On the floor of the courthouse in Chesapeake, Va., where sniper suspect Lee Boyd Malvo is being tried on murder charges, survivors and relatives of those killed are provided with a “safe haven,” modeled after the one used in the Denver-based Oklahoma City bombing trials seven years ago.
The Washington Post reports that those who want to hear the testimony and view the evidence in private can watch on a 42-inch closed-circuit TV in a locked room across from the courtroom. The city’s volunteer police chaplain and a clinical nurse specialist offer counseling and support. Local businesses make sure they have plenty to eat and fresh flowers. “There is no model” for doing this in the case of a venue change, one official said.
(In a conflict in the overlapping trials, Malvo’s was delayed until today so that the jury deliberating in John Allen Muhammad’s case can view some of the same evidence.)

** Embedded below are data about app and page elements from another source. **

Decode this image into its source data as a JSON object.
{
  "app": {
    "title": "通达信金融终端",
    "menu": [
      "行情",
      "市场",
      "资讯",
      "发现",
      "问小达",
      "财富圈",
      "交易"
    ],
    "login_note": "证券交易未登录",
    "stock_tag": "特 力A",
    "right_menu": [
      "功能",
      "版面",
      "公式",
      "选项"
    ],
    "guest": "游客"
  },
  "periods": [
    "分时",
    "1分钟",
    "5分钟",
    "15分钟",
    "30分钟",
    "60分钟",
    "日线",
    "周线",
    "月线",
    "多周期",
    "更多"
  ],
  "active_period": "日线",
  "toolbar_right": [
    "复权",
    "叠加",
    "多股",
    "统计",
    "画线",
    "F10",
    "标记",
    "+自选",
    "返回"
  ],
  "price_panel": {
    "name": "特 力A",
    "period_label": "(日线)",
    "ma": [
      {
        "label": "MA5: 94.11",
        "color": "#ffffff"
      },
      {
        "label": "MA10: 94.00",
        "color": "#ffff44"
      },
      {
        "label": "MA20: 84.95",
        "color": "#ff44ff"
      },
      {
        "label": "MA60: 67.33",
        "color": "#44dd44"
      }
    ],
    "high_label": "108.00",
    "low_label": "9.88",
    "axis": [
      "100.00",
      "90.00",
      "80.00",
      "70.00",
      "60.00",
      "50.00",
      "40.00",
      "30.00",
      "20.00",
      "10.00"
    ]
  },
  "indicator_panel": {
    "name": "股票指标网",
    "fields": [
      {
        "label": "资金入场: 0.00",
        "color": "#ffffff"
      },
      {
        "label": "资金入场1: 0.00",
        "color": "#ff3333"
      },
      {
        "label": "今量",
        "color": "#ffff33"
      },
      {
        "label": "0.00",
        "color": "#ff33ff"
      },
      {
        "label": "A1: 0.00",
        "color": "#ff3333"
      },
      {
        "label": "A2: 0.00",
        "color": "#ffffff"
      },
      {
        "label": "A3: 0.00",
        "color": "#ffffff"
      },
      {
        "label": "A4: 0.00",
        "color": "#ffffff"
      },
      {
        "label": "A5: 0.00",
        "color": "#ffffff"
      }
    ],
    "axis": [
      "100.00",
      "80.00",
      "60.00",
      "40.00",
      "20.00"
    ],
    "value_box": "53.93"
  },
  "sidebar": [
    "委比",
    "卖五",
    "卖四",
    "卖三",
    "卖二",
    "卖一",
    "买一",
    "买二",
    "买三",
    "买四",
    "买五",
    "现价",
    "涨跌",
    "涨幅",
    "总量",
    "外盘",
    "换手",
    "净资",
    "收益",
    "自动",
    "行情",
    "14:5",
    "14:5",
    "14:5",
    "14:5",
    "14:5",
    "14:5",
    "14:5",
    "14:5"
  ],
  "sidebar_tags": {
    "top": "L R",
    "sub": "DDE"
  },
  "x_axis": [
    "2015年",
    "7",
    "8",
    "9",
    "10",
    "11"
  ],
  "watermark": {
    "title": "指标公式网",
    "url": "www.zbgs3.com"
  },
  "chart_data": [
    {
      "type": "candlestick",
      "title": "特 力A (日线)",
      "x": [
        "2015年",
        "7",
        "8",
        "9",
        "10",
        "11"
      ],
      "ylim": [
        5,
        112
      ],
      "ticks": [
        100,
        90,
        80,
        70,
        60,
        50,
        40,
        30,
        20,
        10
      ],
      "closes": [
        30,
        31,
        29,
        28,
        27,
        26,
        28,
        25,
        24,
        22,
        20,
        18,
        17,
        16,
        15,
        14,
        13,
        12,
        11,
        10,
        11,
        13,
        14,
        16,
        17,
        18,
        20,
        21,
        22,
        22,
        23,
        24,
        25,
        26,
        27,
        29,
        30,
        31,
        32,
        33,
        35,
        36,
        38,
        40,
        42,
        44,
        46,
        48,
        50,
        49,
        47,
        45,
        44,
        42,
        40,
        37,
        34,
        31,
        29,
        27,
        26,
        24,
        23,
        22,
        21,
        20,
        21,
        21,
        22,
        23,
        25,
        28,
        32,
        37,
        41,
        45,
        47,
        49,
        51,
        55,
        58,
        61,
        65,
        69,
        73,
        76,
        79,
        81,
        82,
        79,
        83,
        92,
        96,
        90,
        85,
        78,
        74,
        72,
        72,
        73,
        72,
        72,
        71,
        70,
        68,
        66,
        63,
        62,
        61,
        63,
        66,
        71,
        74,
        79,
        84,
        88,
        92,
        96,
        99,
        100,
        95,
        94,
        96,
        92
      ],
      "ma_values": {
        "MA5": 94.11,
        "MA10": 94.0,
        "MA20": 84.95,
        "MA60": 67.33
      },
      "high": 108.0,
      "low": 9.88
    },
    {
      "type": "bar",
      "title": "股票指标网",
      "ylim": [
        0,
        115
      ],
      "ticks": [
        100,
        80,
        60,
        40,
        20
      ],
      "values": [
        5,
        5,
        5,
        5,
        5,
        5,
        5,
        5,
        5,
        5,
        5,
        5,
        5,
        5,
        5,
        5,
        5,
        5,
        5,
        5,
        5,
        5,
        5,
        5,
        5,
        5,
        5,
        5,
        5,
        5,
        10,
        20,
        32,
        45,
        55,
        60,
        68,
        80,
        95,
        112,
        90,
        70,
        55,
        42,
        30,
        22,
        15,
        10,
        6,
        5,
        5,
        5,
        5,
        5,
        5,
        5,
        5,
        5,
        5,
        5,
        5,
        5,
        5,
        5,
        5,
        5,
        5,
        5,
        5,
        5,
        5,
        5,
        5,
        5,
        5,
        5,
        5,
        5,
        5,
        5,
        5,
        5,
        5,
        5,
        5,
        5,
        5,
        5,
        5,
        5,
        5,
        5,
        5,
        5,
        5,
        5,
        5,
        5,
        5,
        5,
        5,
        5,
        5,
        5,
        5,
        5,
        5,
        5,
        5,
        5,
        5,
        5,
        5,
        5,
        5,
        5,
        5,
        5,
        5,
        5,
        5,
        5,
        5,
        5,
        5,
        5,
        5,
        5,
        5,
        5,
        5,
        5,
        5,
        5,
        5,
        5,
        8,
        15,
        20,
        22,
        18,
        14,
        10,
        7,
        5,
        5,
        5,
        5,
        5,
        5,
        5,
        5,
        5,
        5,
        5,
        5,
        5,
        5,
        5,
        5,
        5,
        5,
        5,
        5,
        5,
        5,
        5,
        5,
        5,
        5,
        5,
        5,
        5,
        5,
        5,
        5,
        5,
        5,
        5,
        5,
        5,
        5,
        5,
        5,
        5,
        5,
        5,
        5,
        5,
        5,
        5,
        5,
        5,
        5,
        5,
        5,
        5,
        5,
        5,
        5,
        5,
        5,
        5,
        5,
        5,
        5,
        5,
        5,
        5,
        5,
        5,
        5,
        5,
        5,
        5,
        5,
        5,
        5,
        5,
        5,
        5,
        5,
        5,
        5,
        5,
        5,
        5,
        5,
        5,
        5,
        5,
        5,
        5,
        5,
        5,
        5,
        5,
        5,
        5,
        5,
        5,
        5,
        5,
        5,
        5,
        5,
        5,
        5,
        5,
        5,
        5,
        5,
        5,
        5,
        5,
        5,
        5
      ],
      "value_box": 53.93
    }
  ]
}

All 10 employees of Fairfax County, Va.’s Victim Services Section will be in Chesapeake during the trial, along with county public information officers, who are helping to provide updates to hundreds of reporters. The Sniper Prosecution Task Force, composed of about 18 local and federal law enforcement officers, is coordinating travel plans and lodging for witnesses for both trials.
Having the trial so far from home is hard on families of the victims and the survivors, who will be leaving behind their support systems at a particularly vulnerable time, said Carroll Ann Ellis, director of the county’s Victim Services Section. Victims experience a wide range of emotions when attending a trial, and Ellis and her employees have tried to establish a support system for those who want help. She has relied heavily on lessons learned from Oklahoma, referring to a guidebook published after the bombings, “Journey to Justice, A Community-Based Response to Victims and High Profile Trials.” With the help of Chesapeake’s Victim/Witness Assistance Program, they have established a safe haven like the one set up in the parish hall of a church near the courthouse in Denver, where the Oklahoma bombing trials were moved. “We’re building on what was learned,” Ellis said.